It looks like the beta release of Chrome isn't the only big Google release today. The company is also rolling out a major update to its Windows-based Picasa photo management application and the Picasa Web Albums Web service, according to CNET:

With a face recognition feature set to launch at noon PDT Tuesday, Google's Picasa Web Albums will help users label their photos with the names of subjects. That and other changes to the photo-sharing site are joined by a new beta version of the accompanying Picasa 3.0 photo-editing software.

The "name tag" feature presents users with collections of photos with what it judges to be the same person, then lets them click a button to affix a name. Once photographic subjects are named, users can browse an album of that individual on the fly.

"Once you've started naming people, we'll start suggesting names for you based on similarity," said Mike Horowitz, Google's Picasa product manager. "The process of naming people is really addictive and tremendously fun."

The problem with tagging is that it's a chore, so most people don't bother. But Picasa's name tag feature automates the process enough--and provides enough reason to use it--that I believe many users will take the tagging plunge.

Overall, Google's Picasa moves show that despite a long period of near-dormancy, Google still evidently is committed to the photography site and software.

Picasa 3 beta
Google also plans to release a beta version of the Picasa 3 image-editing. It works on Windows.

The new Picasa software brings several changes:

  • A movie maker mode lets people combine photos with music to export movie versions of galleries to watch on a PC or upload to YouTube.
  • A new retouch brush lets people edit out skin blemishes and other trouble spots. And the tool can automatically fix red-eye problems caused by flash photography.
  • A new collage mode lets users compile many photos into one composite image. This time, users get precise control over image placement for example by moving, rotating, and resizing photos, and the software can produce a high-resolution composite for poster-size prints.
  • A photo viewer for quick slide shows, an option that during installation politely asks to own the file associations for JPEG, TIFF, raw images from higher-end cameras, and some other formats. The slide show software can view PNG files, which is handy, but the editing software still can't, which is a significant limitation for me.
  • Online synchronization. If photos have been uploaded from Picasa to the Web site, they can be edited later and the changes, including tags, are synchronized to the Web site. This is very handy since you might want to get images up quickly to share with friends then edit them later. Unfortunately, changes on the Web site aren't mirrored back to the PC, so all those name tags will stay put in the cloud for now.
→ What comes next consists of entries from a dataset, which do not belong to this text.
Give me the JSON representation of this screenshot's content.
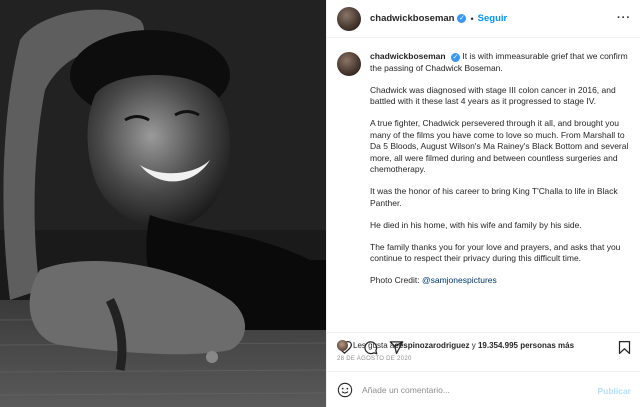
{
  "colors": {
    "link_blue": "#0095f6",
    "verified_blue": "#3897f0",
    "text": "#262626",
    "muted": "#8e8e8e",
    "publish_disabled": "#b2dffc",
    "divider": "#efefef"
  },
  "header": {
    "username": "chadwickboseman",
    "separator": "•",
    "follow_label": "Seguir",
    "more_icon": "more-options-icon"
  },
  "caption": {
    "username": "chadwickboseman",
    "paragraphs": [
      "It is with immeasurable grief that we confirm the passing of Chadwick Boseman.",
      "Chadwick was diagnosed with stage III colon cancer in 2016, and battled with it these last 4 years as it progressed to stage IV.",
      "A true fighter, Chadwick persevered through it all, and brought you many of the films you have come to love so much. From Marshall to Da 5 Bloods, August Wilson's Ma Rainey's Black Bottom and several more, all were filmed during and between countless surgeries and chemotherapy.",
      "It was the honor of his career to bring King T'Challa to life in Black Panther.",
      "He died in his home, with his wife and family by his side.",
      "The family thanks you for your love and prayers, and asks that you continue to respect their privacy during this difficult time."
    ],
    "credit_prefix": "Photo Credit: ",
    "credit_mention": "@samjonespictures"
  },
  "actions": {
    "icons": [
      "heart-icon",
      "comment-icon",
      "share-icon",
      "save-icon"
    ]
  },
  "likes": {
    "prefix": "Les gusta a ",
    "user": "eespinozarodriguez",
    "middle": " y ",
    "count": "19.354.995 personas más"
  },
  "date": "28 DE AGOSTO DE 2020",
  "comment": {
    "placeholder": "Añade un comentario...",
    "publish_label": "Publicar"
  }
}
Good stuff. I use (and pay for) Picasa Web Albums for Web-based photo backup, so this is a big deal for me. I'm curious if the Web interface will get any more sophisticated. Right now, it's a flat view with no sub-folders, which is a problem for people like me who have tons of albums up there.